Without the images, output each record below as it stands.

▸ INPUT RECORDS:
------------------------------
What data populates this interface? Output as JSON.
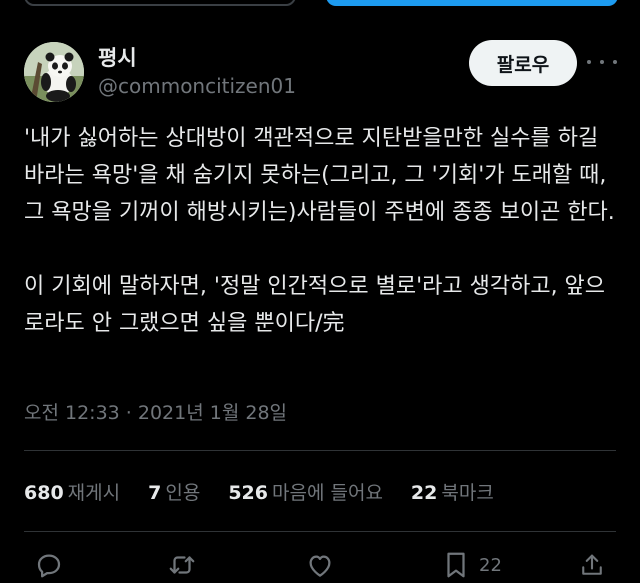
{
  "author": {
    "display_name": "평시",
    "handle": "@commoncitizen01",
    "avatar_icon": "panda-avatar-icon"
  },
  "follow_button": {
    "label": "팔로우"
  },
  "more_icon": "more-horizontal-icon",
  "tweet": {
    "paragraphs": [
      "'내가 싫어하는 상대방이 객관적으로 지탄받을만한 실수를 하길 바라는 욕망'을 채 숨기지 못하는(그리고, 그 '기회'가 도래할 때, 그 욕망을 기꺼이 해방시키는)사람들이 주변에 종종 보이곤 한다.",
      "이 기회에 말하자면, '정말 인간적으로 별로'라고 생각하고, 앞으로라도 안 그랬으면 싶을 뿐이다/完"
    ],
    "timestamp": "오전 12:33 · 2021년 1월 28일"
  },
  "stats": [
    {
      "value": "680",
      "label": "재게시"
    },
    {
      "value": "7",
      "label": "인용"
    },
    {
      "value": "526",
      "label": "마음에 들어요"
    },
    {
      "value": "22",
      "label": "북마크"
    }
  ],
  "actions": {
    "bookmark_count": "22",
    "icons": [
      "reply-icon",
      "retweet-icon",
      "like-icon",
      "bookmark-icon",
      "share-icon"
    ]
  },
  "colors": {
    "background": "#000000",
    "text_primary": "#e7e9ea",
    "text_secondary": "#71767b",
    "divider": "#2f3336",
    "follow_bg": "#eff3f4",
    "accent": "#1d9bf0"
  }
}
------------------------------
▸ PROBLEM SOLUTION:
What data populates this interface? Output as JSON.
{
  "author": {
    "display_name": "평시",
    "handle": "@commoncitizen01",
    "avatar_icon": "panda-avatar-icon"
  },
  "follow_button": {
    "label": "팔로우"
  },
  "more_icon": "more-horizontal-icon",
  "tweet": {
    "paragraphs": [
      "'내가 싫어하는 상대방이 객관적으로 지탄받을만한 실수를 하길 바라는 욕망'을 채 숨기지 못하는(그리고, 그 '기회'가 도래할 때, 그 욕망을 기꺼이 해방시키는)사람들이 주변에 종종 보이곤 한다.",
      "이 기회에 말하자면, '정말 인간적으로 별로'라고 생각하고, 앞으로라도 안 그랬으면 싶을 뿐이다/完"
    ],
    "timestamp": "오전 12:33 · 2021년 1월 28일"
  },
  "stats": [
    {
      "value": "680",
      "label": "재게시"
    },
    {
      "value": "7",
      "label": "인용"
    },
    {
      "value": "526",
      "label": "마음에 들어요"
    },
    {
      "value": "22",
      "label": "북마크"
    }
  ],
  "actions": {
    "bookmark_count": "22",
    "icons": [
      "reply-icon",
      "retweet-icon",
      "like-icon",
      "bookmark-icon",
      "share-icon"
    ]
  },
  "colors": {
    "background": "#000000",
    "text_primary": "#e7e9ea",
    "text_secondary": "#71767b",
    "divider": "#2f3336",
    "follow_bg": "#eff3f4",
    "accent": "#1d9bf0"
  }
}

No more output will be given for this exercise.